item Mohamed, Abdellatif
item Peterson, Steven - Steve
item Grant, Linda

Submitted to: Journal of Cereal Science
Publication Type: Peer Reviewed Journal
Publication Acceptance Date: 12/2/2005
Publication Date: 5/1/2006
Citation: Mohamed, A., Peterson, S.C., Grant, L.A., Rayas-Duarte, P. 2006. Effect of jet-cooked wheat gluten/lecithin blends on corn and rice starch retrogradation. Journal of Cereal Science. 43(3):293-300.
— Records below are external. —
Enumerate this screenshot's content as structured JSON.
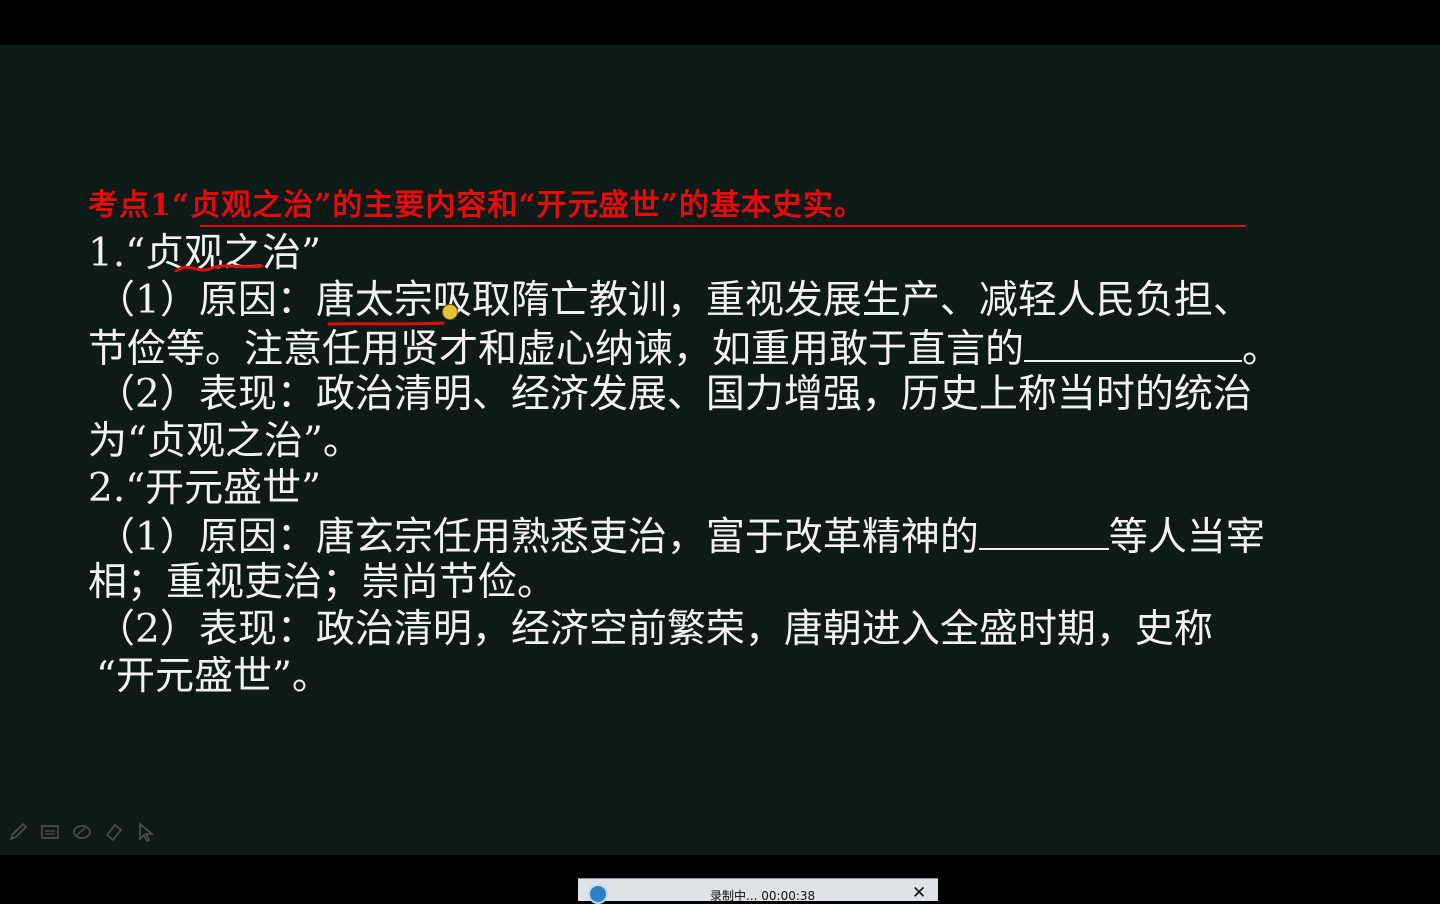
{
  "slide": {
    "heading": "考点1“贞观之治”的主要内容和“开元盛世”的基本史实。",
    "lines": [
      "1.“贞观之治”",
      "（1）原因：唐太宗吸取隋亡教训，重视发展生产、减轻人民负担、",
      "节俭等。注意任用贤才和虚心纳谏，如重用敢于直言的",
      "。",
      "（2）表现：政治清明、经济发展、国力增强，历史上称当时的统治",
      "为“贞观之治”。",
      "2.“开元盛世”",
      "（1）原因：唐玄宗任用熟悉吏治，富于改革精神的",
      "等人当宰",
      "相；重视吏治；崇尚节俭。",
      "（2）表现：政治清明，经济空前繁荣，唐朝进入全盛时期，史称",
      "“开元盛世”。"
    ]
  },
  "colors": {
    "slide_bg": "#0e1a17",
    "text": "#f2f2f2",
    "heading": "#e30c0c",
    "annotation": "#e30c0c"
  },
  "toolbar": {
    "tools": [
      "pen-icon",
      "screen-icon",
      "eraser-oval-icon",
      "eraser-icon",
      "pointer-icon"
    ]
  },
  "recorder": {
    "status": "录制中... 00:00:38",
    "close": "✕"
  }
}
Interpretive Summary: Lecithin is a byproduct of the soybean processing industry. It is used as an addition in food and nonfood applications. Wheat gluten is a byproduct of the wheat starch wet milling industry. Blends of the two byproducts were prepared to obtain a product with unique functional properties. The blend was used to prevent water in corn and rice starch gels from separating during storage of different food products such as pudding and yogurt. The price of the blend is expected to be lower than lecithin alone. This research impacts the baking and adhesive industries, wheat growers, wheat starch industry, and prepared foods industries.
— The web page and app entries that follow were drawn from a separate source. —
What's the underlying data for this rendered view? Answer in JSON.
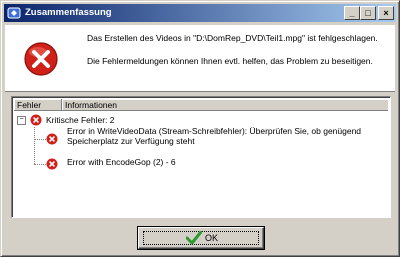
{
  "window": {
    "title": "Zusammenfassung",
    "buttons": {
      "minimize": "_",
      "maximize": "□",
      "close": "×"
    }
  },
  "message": {
    "line1": "Das Erstellen des Videos in \"D:\\DomRep_DVD\\Teil1.mpg\" ist fehlgeschlagen.",
    "line2": "Die Fehlermeldungen können Ihnen evtl. helfen, das Problem zu beseitigen."
  },
  "tree": {
    "columns": [
      "Fehler",
      "Informationen"
    ],
    "root": {
      "expander": "−",
      "label": "Kritische Fehler: 2"
    },
    "items": [
      {
        "text": "Error in WriteVideoData (Stream-Schreibfehler): Überprüfen Sie, ob genügend Speicherplatz zur Verfügung steht"
      },
      {
        "text": "Error with EncodeGop (2) - 6"
      }
    ]
  },
  "ok_button": {
    "label": "OK"
  },
  "colors": {
    "titlebar_start": "#0a246a",
    "titlebar_end": "#a6caf0",
    "error_red": "#d0201a",
    "check_green": "#2e9a2e"
  }
}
Technical Abstract: Vital wheat gluten and lecithin (GL) (50:50) were dry blended in a coffee grinder and a 9.5% (W/V) slurry was jet-cooked under steam pressure of 65 psi/g inlet and 40 psi/g outlet. The jet-cooked material was lyophilized and stored at 0ºC for future use. The GL blend was added at 0 (control), 6, 11, 16, and 21% to pure food grade common corn and rice starch. Starch gelatinization and retrogradation temperature transitions were determined using Differential Scanning Calorimetry (DSC). From the DSC profiles, the change in the delta-H value was used as an indication of starch retrogradation, where a higher delta-H value indicated higher retrogradation. The delta-H values of the blends at 4ºC had higher values than the -20ºC and the ambient (25ºC) storage temperatures. Overall, the 21% GL/starch blends reduced retrogradation by 50%. Rice starch showed lower peak viscosity, as measured by Rapid Visco Amylograph (RVA) indicating lower amylose content. The same phenomena was also noticed in the firmer corn starch gel, relative to rice starch, as measured by Texture Analyzer (TA). Low concentrations (0.2-0.3%, w/w) of GL significantly reduced G', the shear storage modulus, of corn starch. Rice starch, however, showed an increase in G' in the presence of GL due to its lower amylose content and the increase in the solids content from the added GL blend.